Type out the data exactly as given. Skip any image.

**Web page and app entries**:
....

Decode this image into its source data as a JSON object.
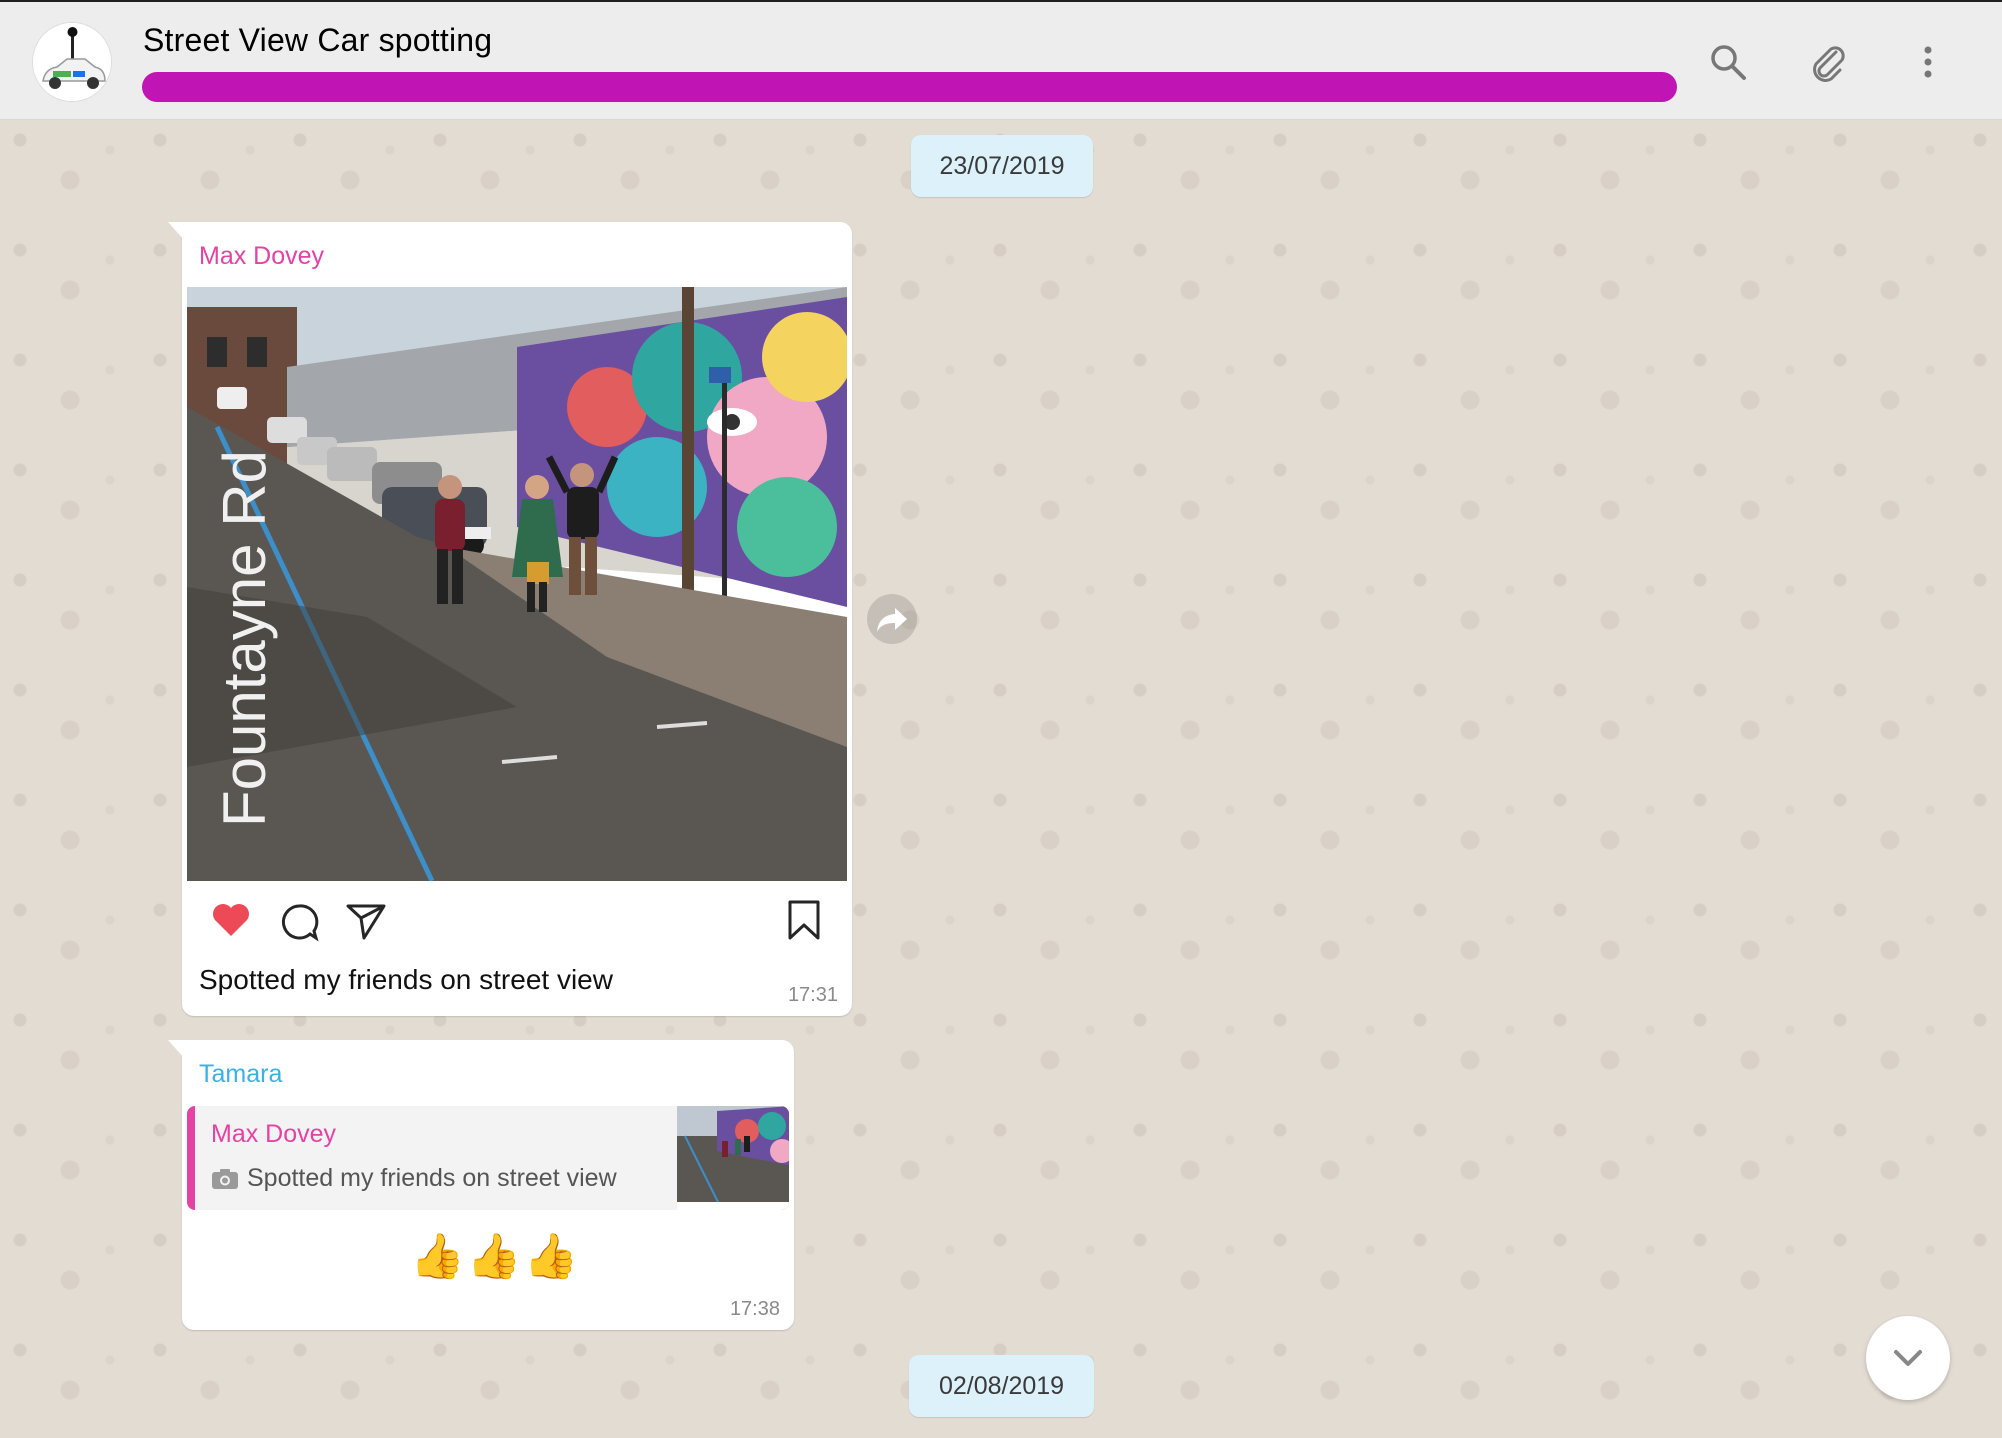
{
  "header": {
    "title": "Street View Car spotting",
    "icons": [
      "search-icon",
      "paperclip-icon",
      "more-vertical-icon"
    ]
  },
  "dates": [
    "23/07/2019",
    "02/08/2019"
  ],
  "messages": [
    {
      "sender": "Max Dovey",
      "caption": "Spotted my friends on street view",
      "time": "17:31",
      "image_text": "Fountayne Rd",
      "icons": [
        "heart-icon",
        "comment-icon",
        "send-icon",
        "bookmark-icon"
      ]
    },
    {
      "sender": "Tamara",
      "quote": {
        "author": "Max Dovey",
        "text": "Spotted my friends on street view"
      },
      "body": "👍👍👍",
      "time": "17:38"
    }
  ],
  "colors": {
    "header_bg": "#ededed",
    "chat_bg": "#e5ddd5",
    "date_pill": "#dcf1fa",
    "sender_max": "#e542a3",
    "sender_tamara": "#35b3e7",
    "redaction": "#c014b5",
    "like_red": "#ed4956"
  }
}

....

**Reply**:
Decode this image into its source data as a JSON object.
{
  "header": {
    "title": "Street View Car spotting",
    "icons": [
      "search-icon",
      "paperclip-icon",
      "more-vertical-icon"
    ]
  },
  "dates": [
    "23/07/2019",
    "02/08/2019"
  ],
  "messages": [
    {
      "sender": "Max Dovey",
      "caption": "Spotted my friends on street view",
      "time": "17:31",
      "image_text": "Fountayne Rd",
      "icons": [
        "heart-icon",
        "comment-icon",
        "send-icon",
        "bookmark-icon"
      ]
    },
    {
      "sender": "Tamara",
      "quote": {
        "author": "Max Dovey",
        "text": "Spotted my friends on street view"
      },
      "body": "👍👍👍",
      "time": "17:38"
    }
  ],
  "colors": {
    "header_bg": "#ededed",
    "chat_bg": "#e5ddd5",
    "date_pill": "#dcf1fa",
    "sender_max": "#e542a3",
    "sender_tamara": "#35b3e7",
    "redaction": "#c014b5",
    "like_red": "#ed4956"
  }
}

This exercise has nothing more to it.